Anemias caused by an increase in the destruction of red blood cells include autoimmune hemolytic anemia (in which the immune system makes antibodies that destroy the cells) and a number of conditions not influenced by the immune system. 

Those nonimmune-mediated anemias include rare diseases such as paroxysmal nocturnal hemoglobinuria and conditions that cause the mechanical destruction of the cells, such as thrombotic microangiopathy. Defective mechanical heart valves also can destroy red blood cells.

Hemoglobinopathies – including sickle cell disease and thalassemias – are another category of anemias caused by red blood cell destruction.

Other conditions that can cause red blood cells to break down include hereditary cell membrane defects such as spherocytosis and elliptocytosis; defects in the enzymes related to the glycolytic pathway; and deficiencies of those enzymes, such as glucose-6-phosphate dehydrogenase deficiency (G6PD) and pyruvate kinase deficiency.

How is anemia treated?

The treatment of anemia depends on its cause.

If anemia results from chronic heavy menstrual periods, for example, the underlying cause of those heavy periods should be treated by a gynecologist. If it results from a bleeding ulcer or rheumatoid arthritis, those underlying conditions should be treated by a gastroenterologist or a rheumatologist, respectively. 

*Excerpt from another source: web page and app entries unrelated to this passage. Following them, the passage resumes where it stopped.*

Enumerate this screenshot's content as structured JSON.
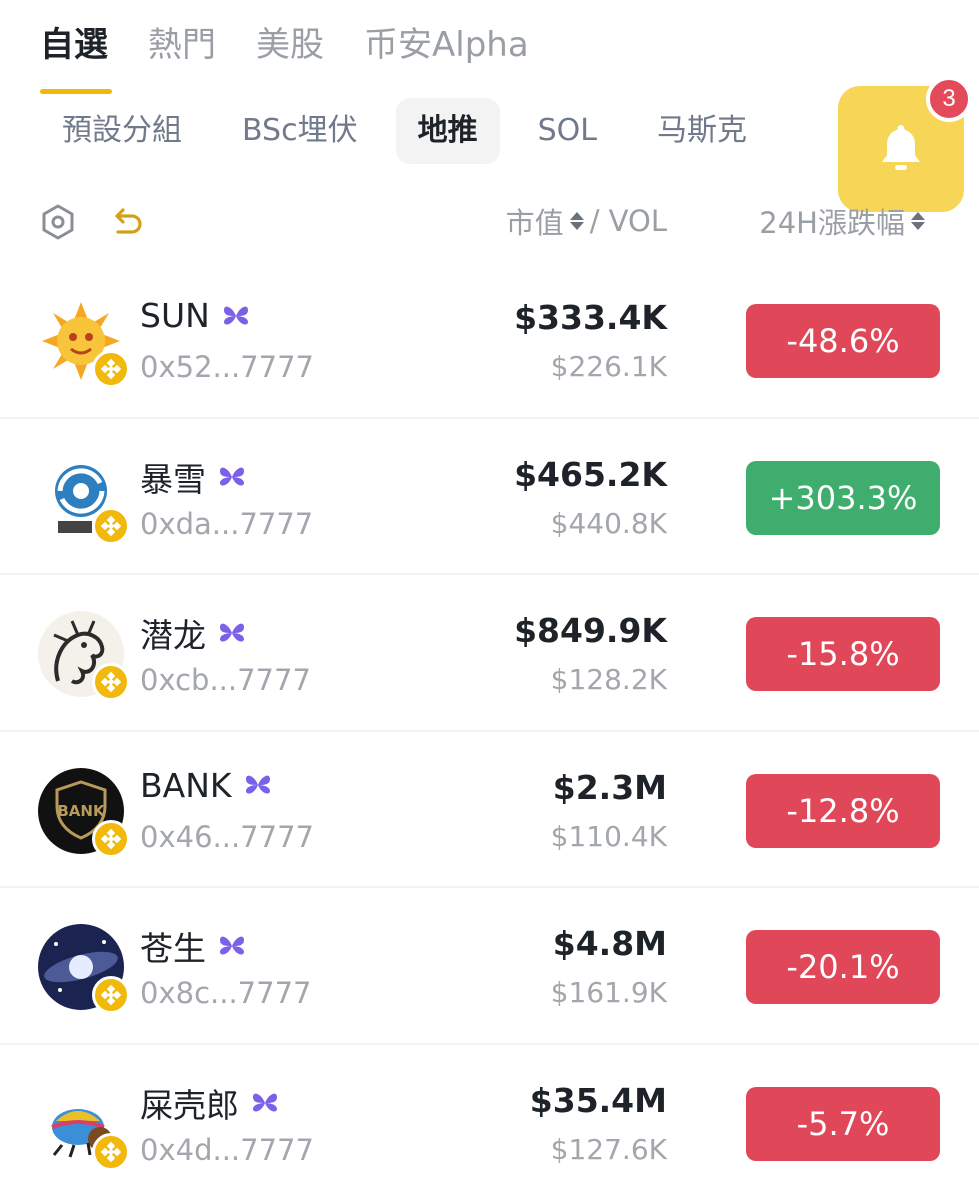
{
  "top_tabs": [
    "自選",
    "熱門",
    "美股",
    "币安Alpha"
  ],
  "sub_tabs": [
    "預設分組",
    "BSc埋伏",
    "地推",
    "SOL",
    "马斯克"
  ],
  "active_sub_tab": "地推",
  "notification_count": "3",
  "header": {
    "mcap_label": "市值",
    "vol_label": "/ VOL",
    "change_label": "24H漲跌幅"
  },
  "colors": {
    "accent": "#f0b90b",
    "down": "#e0485a",
    "up": "#3fad6d",
    "bell_bg": "#f6d557"
  },
  "tokens": [
    {
      "name": "SUN",
      "address": "0x52...7777",
      "mcap": "$333.4K",
      "vol": "$226.1K",
      "change": "-48.6%",
      "direction": "down",
      "avatar": "sun-face-icon"
    },
    {
      "name": "暴雪",
      "address": "0xda...7777",
      "mcap": "$465.2K",
      "vol": "$440.8K",
      "change": "+303.3%",
      "direction": "up",
      "avatar": "blizzard-swirl-icon"
    },
    {
      "name": "潜龙",
      "address": "0xcb...7777",
      "mcap": "$849.9K",
      "vol": "$128.2K",
      "change": "-15.8%",
      "direction": "down",
      "avatar": "dragon-icon"
    },
    {
      "name": "BANK",
      "address": "0x46...7777",
      "mcap": "$2.3M",
      "vol": "$110.4K",
      "change": "-12.8%",
      "direction": "down",
      "avatar": "bank-shield-icon"
    },
    {
      "name": "苍生",
      "address": "0x8c...7777",
      "mcap": "$4.8M",
      "vol": "$161.9K",
      "change": "-20.1%",
      "direction": "down",
      "avatar": "galaxy-icon"
    },
    {
      "name": "屎壳郎",
      "address": "0x4d...7777",
      "mcap": "$35.4M",
      "vol": "$127.6K",
      "change": "-5.7%",
      "direction": "down",
      "avatar": "dung-beetle-icon"
    }
  ]
}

Anemias caused by deficiencies of vitamins or minerals – B12 or iron, for instance – can be remedied by getting more of those things in the diet or via supplements. 

Immune-mediated red blood cell destruction is often treated with steroids.